WORK REQUEST =
Copy out each line of the entries below in which the string "table" appears.
==== TASK INPUTS
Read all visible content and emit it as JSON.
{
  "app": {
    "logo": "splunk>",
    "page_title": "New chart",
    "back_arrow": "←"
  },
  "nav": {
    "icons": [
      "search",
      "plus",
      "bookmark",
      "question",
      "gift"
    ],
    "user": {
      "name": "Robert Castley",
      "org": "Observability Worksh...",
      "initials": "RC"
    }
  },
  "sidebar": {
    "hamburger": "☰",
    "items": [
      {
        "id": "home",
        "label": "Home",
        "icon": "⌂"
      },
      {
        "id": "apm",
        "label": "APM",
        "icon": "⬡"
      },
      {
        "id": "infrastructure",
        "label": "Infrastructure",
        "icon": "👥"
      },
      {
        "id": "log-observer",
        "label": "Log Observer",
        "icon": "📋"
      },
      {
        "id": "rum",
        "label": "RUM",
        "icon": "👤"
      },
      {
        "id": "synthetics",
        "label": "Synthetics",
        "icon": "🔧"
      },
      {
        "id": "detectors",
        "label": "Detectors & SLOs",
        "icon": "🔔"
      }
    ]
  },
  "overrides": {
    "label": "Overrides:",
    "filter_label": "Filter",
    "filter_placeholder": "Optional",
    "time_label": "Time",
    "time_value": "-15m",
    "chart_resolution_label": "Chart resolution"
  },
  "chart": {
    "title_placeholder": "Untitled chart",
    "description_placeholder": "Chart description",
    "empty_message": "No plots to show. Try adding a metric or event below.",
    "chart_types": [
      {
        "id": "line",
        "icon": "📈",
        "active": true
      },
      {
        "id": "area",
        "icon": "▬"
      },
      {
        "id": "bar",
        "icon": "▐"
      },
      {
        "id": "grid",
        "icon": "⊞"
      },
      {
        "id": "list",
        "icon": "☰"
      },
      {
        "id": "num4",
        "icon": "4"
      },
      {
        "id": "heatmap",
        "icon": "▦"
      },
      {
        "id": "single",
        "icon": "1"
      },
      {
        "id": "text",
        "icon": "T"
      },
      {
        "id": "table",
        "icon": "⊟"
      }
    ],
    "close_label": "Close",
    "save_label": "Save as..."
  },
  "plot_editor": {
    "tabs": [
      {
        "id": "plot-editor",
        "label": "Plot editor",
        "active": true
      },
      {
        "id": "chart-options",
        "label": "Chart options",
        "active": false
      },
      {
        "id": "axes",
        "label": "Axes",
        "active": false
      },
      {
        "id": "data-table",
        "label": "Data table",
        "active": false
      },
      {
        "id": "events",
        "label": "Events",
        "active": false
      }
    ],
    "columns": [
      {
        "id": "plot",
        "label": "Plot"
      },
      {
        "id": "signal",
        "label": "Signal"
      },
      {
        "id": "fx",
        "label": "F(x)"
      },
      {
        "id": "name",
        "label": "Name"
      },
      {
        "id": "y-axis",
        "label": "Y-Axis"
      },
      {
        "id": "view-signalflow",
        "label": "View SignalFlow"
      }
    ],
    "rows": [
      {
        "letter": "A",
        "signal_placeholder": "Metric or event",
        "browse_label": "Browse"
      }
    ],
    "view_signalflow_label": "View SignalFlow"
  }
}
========
OUTPUT FOR THIS EXERCISE =
        "id": "table",
        "id": "data-table",
        "label": "Data table",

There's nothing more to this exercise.